There may come a point in my life when reading for pleasure won't induce feelings of guilt. But not yet. Yesterday was the perfect day to get lost in a good book—and that's exactly what I did despite occasional calls of, "Mom," from my family just checking to make sure I was still in the house.
I've been reading Sashenka, by Simon Montefiore. If you're a fan of Russian history, you may know Montefiore's name from his former bestseller, "Young Stalin."
Usually, it's around 100 pages when I'm either committed to a novel or just struggling through. Almost to the page of this 500-plus page novel, I reached that point over the weekend and was compelled to keep plunging forward. Yesterday afternoon, I curled up on the sofa in between loads of laundry and by the light of the Christmas tree and read well into half of the book.

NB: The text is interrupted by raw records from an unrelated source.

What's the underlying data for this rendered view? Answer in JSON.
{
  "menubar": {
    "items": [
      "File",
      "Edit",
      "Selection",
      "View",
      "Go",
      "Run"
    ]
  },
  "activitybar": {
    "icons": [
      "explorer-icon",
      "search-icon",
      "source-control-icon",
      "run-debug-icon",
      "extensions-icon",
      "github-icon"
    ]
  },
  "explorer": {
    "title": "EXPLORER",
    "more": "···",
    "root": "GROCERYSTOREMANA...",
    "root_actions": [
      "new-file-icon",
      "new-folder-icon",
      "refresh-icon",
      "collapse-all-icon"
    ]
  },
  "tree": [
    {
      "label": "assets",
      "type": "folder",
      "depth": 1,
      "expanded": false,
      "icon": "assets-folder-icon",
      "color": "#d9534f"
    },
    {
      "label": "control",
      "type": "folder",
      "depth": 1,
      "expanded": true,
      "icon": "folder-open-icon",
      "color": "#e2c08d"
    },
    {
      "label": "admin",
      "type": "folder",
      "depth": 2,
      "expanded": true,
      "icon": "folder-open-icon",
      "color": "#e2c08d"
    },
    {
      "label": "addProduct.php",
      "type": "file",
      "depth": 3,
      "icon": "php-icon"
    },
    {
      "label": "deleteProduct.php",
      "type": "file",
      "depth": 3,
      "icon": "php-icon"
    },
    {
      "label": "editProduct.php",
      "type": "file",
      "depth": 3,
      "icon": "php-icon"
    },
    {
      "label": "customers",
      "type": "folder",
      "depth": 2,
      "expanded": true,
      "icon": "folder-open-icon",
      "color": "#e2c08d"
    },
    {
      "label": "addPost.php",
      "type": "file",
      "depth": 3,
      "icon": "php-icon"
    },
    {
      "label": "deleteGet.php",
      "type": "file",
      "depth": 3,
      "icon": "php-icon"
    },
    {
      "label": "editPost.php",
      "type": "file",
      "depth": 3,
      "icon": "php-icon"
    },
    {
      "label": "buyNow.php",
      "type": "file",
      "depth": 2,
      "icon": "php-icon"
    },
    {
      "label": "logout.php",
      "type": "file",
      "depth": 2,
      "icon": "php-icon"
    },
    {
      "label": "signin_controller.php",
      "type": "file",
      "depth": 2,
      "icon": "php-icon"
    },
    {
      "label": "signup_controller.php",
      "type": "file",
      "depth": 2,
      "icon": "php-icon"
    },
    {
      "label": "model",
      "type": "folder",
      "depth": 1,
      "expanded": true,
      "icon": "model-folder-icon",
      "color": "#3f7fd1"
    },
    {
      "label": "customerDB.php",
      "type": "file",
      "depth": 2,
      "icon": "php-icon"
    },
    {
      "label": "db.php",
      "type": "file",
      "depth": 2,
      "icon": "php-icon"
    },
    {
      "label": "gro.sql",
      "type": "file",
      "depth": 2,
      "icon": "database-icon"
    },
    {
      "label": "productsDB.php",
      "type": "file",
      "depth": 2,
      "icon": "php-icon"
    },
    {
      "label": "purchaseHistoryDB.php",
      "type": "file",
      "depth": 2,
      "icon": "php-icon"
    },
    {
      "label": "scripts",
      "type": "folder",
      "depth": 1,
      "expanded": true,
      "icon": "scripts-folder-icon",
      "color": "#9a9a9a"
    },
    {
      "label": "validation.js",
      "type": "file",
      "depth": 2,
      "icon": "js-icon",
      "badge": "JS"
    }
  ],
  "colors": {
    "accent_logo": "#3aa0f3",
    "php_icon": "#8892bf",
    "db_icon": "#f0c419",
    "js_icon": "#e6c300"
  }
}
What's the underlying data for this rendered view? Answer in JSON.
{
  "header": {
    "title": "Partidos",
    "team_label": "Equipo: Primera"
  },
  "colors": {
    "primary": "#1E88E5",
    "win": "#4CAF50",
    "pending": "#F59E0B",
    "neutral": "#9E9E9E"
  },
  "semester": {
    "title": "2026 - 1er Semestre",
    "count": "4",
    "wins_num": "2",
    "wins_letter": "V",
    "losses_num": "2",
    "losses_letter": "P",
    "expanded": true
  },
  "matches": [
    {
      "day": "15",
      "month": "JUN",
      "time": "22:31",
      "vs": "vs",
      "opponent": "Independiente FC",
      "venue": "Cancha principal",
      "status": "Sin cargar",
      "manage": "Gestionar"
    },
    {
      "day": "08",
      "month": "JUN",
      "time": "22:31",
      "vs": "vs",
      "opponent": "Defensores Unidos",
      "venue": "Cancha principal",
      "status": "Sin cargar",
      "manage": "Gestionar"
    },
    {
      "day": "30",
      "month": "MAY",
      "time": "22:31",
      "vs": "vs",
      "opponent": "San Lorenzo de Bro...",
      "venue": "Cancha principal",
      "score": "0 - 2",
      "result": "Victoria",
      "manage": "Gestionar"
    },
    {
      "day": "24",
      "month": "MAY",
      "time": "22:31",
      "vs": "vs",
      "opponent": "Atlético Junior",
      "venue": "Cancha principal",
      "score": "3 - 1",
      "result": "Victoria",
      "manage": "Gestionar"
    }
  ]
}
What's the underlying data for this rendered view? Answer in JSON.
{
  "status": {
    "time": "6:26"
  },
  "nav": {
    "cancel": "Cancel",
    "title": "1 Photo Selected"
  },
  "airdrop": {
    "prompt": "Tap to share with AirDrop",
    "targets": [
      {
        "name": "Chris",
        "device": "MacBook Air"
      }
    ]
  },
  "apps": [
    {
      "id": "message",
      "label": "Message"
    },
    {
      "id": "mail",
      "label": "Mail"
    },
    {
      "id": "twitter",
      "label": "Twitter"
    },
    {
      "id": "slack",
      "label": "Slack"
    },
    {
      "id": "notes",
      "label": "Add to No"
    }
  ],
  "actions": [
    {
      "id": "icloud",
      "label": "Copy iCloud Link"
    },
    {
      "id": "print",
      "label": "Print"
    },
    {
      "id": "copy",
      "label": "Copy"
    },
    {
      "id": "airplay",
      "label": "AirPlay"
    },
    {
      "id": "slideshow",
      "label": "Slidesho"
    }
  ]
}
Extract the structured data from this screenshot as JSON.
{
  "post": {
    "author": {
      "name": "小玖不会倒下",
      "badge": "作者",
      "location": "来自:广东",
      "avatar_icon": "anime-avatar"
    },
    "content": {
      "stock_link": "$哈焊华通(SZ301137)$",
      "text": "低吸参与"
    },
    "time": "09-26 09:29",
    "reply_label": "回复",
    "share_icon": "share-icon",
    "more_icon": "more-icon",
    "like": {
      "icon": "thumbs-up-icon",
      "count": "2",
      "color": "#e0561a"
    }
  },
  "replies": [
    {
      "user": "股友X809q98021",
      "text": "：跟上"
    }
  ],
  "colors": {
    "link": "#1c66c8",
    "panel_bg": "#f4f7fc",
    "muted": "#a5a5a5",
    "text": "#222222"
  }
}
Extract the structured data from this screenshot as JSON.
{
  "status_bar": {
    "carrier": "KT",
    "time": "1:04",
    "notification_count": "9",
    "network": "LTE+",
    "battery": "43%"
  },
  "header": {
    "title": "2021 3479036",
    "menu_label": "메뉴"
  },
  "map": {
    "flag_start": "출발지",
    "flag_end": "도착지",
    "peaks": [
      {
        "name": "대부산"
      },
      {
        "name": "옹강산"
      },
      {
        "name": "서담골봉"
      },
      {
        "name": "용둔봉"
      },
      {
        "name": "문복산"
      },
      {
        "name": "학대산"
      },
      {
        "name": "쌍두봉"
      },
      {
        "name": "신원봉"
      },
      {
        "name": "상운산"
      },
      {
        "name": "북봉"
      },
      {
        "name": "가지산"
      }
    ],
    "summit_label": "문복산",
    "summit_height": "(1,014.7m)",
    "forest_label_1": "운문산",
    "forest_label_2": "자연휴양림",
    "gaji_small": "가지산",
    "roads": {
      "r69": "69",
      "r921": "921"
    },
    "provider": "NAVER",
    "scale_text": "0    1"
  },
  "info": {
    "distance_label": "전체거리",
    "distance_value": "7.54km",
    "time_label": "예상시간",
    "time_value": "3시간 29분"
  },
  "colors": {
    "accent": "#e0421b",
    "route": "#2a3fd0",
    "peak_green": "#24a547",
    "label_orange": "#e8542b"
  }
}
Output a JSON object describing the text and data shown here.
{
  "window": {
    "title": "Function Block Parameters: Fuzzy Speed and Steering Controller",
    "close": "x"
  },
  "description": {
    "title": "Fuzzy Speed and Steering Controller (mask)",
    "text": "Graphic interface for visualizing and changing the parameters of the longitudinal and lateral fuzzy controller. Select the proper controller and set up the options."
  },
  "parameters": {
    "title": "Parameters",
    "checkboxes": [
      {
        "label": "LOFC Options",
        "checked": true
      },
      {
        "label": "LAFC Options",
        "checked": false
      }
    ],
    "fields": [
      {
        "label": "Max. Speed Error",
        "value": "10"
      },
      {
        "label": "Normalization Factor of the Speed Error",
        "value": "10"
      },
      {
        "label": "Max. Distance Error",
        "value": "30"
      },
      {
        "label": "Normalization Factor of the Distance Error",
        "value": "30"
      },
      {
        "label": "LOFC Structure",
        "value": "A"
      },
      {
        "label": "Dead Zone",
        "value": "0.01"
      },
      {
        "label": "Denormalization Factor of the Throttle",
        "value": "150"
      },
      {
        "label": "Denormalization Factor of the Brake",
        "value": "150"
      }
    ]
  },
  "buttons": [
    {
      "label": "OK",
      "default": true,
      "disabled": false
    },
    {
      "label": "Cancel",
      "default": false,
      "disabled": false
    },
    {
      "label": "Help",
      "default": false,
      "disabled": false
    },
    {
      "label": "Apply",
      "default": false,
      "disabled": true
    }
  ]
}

I'll save my thoughts on this novel until I'm finished, but suffice it to say there are whole passages that simply sing. It's a sweeping work with a complex and authentic main character who drives the narrative along with a cast of supporting characters who span the spectrum of 20th century Russian history.
I'll be sorry to finish and leave these characters behind.